Problem description >> Gather all lines from the material that contain the word "JSON".

Supplied information >>
----

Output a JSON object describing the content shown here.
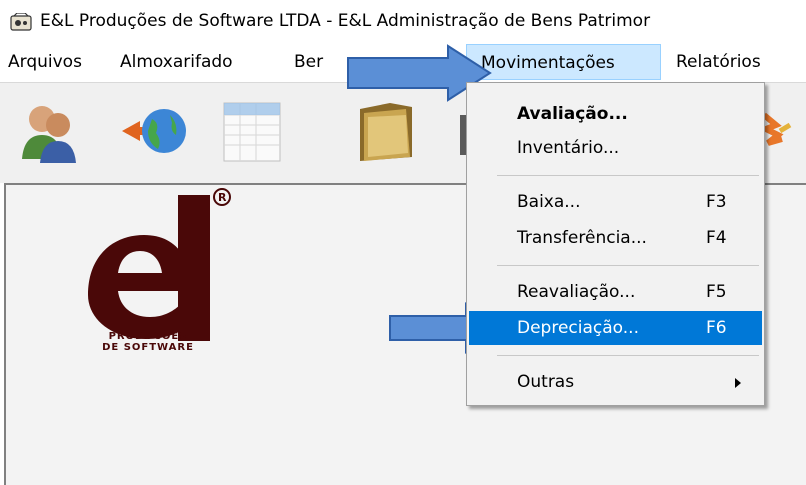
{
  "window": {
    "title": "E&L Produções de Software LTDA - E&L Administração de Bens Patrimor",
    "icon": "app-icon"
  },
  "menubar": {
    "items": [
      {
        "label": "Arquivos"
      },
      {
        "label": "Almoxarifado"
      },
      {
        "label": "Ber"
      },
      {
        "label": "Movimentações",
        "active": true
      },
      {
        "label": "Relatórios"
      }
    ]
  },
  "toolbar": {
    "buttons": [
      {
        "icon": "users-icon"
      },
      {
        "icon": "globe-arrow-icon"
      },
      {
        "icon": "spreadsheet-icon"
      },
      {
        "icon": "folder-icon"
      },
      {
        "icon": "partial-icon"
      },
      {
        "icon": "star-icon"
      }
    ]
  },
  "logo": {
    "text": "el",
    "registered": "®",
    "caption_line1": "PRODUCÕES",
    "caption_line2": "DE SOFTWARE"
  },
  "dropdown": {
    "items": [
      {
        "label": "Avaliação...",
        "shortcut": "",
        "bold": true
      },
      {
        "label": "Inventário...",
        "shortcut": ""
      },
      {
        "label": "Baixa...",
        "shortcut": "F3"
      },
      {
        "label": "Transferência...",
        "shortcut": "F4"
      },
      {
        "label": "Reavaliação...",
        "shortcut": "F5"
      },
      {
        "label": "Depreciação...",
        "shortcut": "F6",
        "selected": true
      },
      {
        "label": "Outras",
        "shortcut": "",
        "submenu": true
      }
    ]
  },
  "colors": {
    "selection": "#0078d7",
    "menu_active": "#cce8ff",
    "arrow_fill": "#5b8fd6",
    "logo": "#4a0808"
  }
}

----

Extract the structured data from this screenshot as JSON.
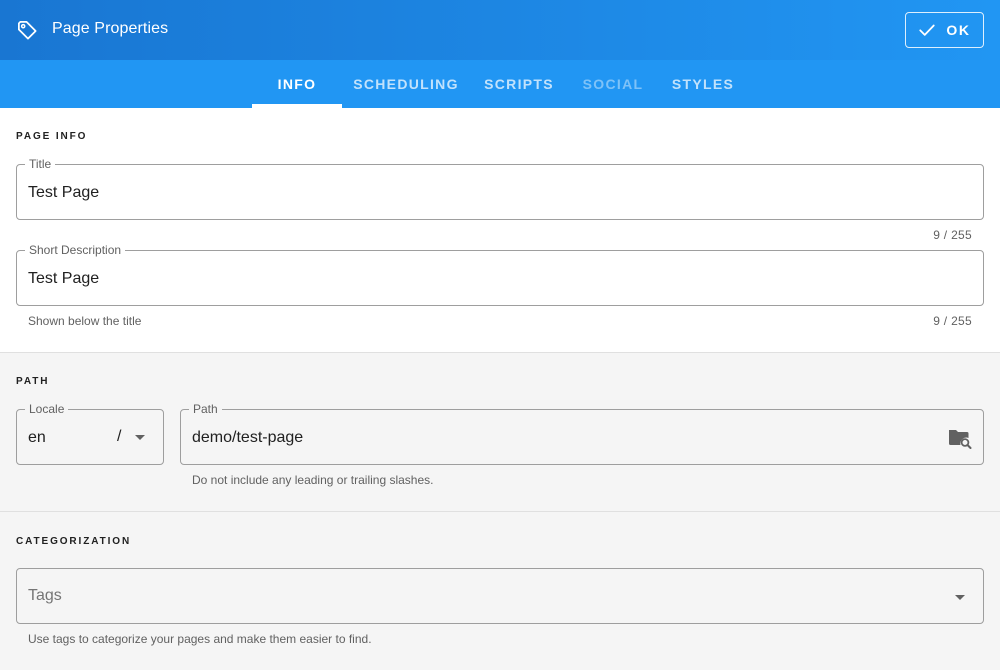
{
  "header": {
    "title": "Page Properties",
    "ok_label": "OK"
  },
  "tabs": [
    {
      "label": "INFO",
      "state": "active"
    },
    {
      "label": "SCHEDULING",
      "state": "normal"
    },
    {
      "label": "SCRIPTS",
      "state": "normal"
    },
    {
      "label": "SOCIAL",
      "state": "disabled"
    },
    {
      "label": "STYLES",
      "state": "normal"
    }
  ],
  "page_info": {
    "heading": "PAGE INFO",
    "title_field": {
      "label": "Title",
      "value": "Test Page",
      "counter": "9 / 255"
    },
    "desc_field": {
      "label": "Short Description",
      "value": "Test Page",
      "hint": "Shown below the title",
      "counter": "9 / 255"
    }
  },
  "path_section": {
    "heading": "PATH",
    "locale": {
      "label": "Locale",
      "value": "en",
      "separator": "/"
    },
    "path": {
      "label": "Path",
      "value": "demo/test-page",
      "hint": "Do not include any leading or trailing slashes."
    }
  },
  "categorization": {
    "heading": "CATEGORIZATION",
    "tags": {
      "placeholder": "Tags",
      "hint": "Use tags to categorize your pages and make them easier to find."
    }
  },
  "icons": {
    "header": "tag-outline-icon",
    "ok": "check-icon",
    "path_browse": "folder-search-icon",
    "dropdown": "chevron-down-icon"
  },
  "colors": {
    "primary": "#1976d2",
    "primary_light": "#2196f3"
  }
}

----

Expected output >>
Output a JSON object describing the content shown here.
Extract the structured data from this screenshot as JSON.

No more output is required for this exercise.